Two qualified candidates are seeking the job of state superintendent of public instruction this spring. Both offer lots of experience and success at leading Wisconsin school districts and improving learning.
The difference is that Jill Underly has shown better judgment during her campaign and is intensely focused on early childhood education to get ahead of racial and economic achievement gaps in later grades.
The State Journal editorial board endorses Underly in the April 6 election.
Underly has led the Pecatonica School District for six years in Blanchardville, about 40 miles southwest of Madison on the edge of Lafayette County. She previously worked for the state Department of Public Instruction, which she now hopes to lead. She’s been an elementary school principal, academic advisor at UW-Madison, teacher and softball coach. Having taught civics, she is passionate about good government and public service.
Underly intimately understands the needs of rural school districts, which struggle with falling enrollments, longer bus rides, spotty internet, teacher vacancies and poverty. Yet her Pecatonica district “exceeds expectations,” according to a neutral state rating system.
Underly started a full-day 4-year-old kindergarten program there to ensure disadvantaged children get off to strong starts. She worked through the complicated details of reopening her schools during a pandemic, long before many other districts did so. At the same time, she has respected parents who want to stay virtual. In fact, one of her own children who is on the autism spectrum has stuck with online learning. We like her attention to individualized learning.
A lot of her strategies for improving public education can be applied to suburban and urban schools.
Underly is fine with police officers in schools, but she doesn’t think they should wear uniforms. That’s a reasonable approach to keeping students safe while de-escalating conflicts.
We wish Underly was more open to promoting public charter schools, which have led to innovations in learning. Yet Underly pledges not to shut down charters such as One City Schools in Madison, which caters to disadvantaged students of color and is overseen by the University of Wisconsin System.
Her opponent, Deborah Kerr, is impressive, too. Kerr has successfully led the Brown Deer School District near Milwaukee for more than a decade. The district enrolls mostly students of color and “exceeds expectations,” according to the Department of Public Instruction. Kerr has worked with UW-Madison to attract more talented and diverse young people to the teaching profession. She wisely supports merit pay so teachers are rewarded for their hard work and success. She isn’t easy to peg politically, which we like.
Unfortunately, Kerr has repeatedly stumbled during her campaign.
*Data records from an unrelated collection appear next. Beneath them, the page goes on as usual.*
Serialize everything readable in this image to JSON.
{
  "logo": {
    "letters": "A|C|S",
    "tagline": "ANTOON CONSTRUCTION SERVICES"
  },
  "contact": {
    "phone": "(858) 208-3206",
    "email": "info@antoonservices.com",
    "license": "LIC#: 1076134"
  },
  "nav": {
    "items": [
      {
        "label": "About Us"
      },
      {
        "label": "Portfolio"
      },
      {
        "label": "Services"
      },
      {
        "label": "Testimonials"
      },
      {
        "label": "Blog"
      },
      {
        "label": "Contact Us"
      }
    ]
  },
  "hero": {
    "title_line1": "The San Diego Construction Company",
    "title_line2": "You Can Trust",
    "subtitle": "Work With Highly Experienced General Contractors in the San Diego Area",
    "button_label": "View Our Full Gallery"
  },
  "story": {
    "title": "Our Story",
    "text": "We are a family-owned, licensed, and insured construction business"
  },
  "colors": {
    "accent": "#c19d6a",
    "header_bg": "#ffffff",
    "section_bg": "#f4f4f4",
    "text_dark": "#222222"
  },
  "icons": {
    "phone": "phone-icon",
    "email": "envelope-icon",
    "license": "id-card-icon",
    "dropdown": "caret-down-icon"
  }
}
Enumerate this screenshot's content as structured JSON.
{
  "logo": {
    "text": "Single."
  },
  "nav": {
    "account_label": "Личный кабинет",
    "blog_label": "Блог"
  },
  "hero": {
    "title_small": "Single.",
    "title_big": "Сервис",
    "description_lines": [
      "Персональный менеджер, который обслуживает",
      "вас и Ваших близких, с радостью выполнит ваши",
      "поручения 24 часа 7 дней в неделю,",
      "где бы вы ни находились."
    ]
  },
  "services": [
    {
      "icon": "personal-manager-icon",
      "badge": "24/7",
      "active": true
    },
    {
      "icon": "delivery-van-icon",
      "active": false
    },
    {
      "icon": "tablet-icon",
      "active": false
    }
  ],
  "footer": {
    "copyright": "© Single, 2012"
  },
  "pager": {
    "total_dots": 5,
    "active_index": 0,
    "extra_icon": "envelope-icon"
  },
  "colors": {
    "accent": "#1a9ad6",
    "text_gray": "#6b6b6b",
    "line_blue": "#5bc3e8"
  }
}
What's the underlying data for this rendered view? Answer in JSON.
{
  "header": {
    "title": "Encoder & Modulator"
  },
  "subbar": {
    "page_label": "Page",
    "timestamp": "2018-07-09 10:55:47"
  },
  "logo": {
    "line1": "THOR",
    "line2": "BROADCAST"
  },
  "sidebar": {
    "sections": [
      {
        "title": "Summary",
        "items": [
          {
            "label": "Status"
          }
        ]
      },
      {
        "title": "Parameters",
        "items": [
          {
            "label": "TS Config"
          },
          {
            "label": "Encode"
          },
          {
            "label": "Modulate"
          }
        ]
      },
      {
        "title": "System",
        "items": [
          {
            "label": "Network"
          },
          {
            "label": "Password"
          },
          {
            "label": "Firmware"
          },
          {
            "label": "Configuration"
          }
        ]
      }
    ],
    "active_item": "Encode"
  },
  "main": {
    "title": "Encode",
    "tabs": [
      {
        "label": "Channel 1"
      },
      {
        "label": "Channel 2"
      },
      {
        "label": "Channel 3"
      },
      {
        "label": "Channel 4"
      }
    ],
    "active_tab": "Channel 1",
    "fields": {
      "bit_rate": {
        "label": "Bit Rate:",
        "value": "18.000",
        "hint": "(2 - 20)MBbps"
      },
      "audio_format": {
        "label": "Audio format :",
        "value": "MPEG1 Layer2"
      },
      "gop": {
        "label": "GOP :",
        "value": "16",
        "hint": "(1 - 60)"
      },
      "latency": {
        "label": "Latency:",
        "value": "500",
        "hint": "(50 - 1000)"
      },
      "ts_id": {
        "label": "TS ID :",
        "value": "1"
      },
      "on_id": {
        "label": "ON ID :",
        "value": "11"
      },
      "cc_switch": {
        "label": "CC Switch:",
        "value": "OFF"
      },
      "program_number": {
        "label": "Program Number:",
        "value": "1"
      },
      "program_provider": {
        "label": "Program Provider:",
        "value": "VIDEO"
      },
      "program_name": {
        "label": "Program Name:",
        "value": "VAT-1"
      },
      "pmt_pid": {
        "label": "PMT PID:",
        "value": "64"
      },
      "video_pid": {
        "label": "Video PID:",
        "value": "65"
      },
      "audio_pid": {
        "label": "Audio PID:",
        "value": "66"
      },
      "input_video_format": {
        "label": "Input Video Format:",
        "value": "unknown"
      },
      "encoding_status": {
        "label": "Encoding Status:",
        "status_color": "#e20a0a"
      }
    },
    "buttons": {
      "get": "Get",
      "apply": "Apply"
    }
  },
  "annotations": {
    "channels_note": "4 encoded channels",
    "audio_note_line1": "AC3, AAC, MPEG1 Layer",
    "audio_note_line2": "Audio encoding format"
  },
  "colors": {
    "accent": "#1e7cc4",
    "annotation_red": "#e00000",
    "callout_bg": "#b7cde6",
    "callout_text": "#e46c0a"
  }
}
She needlessly drew controversy and distrust during a year of racial strife by responding in a clumsy and presumptuous way to a tweet about Black people being called the “N” word. She apologized after a backlash, though not before critics alleged she had blocked them from responding to her comment on social media.
A State Journal report also found she used her school district email during school hours last summer to set up a private consulting business while she was still working as superintendent for Brown Deer. That looks bad and suggests she was distracted from her job.
Underly was among the first generation of her family to go to college. She rose fast in the education world and has led with distinction. Underly is a better match to lead Wisconsin schools during these challenging times.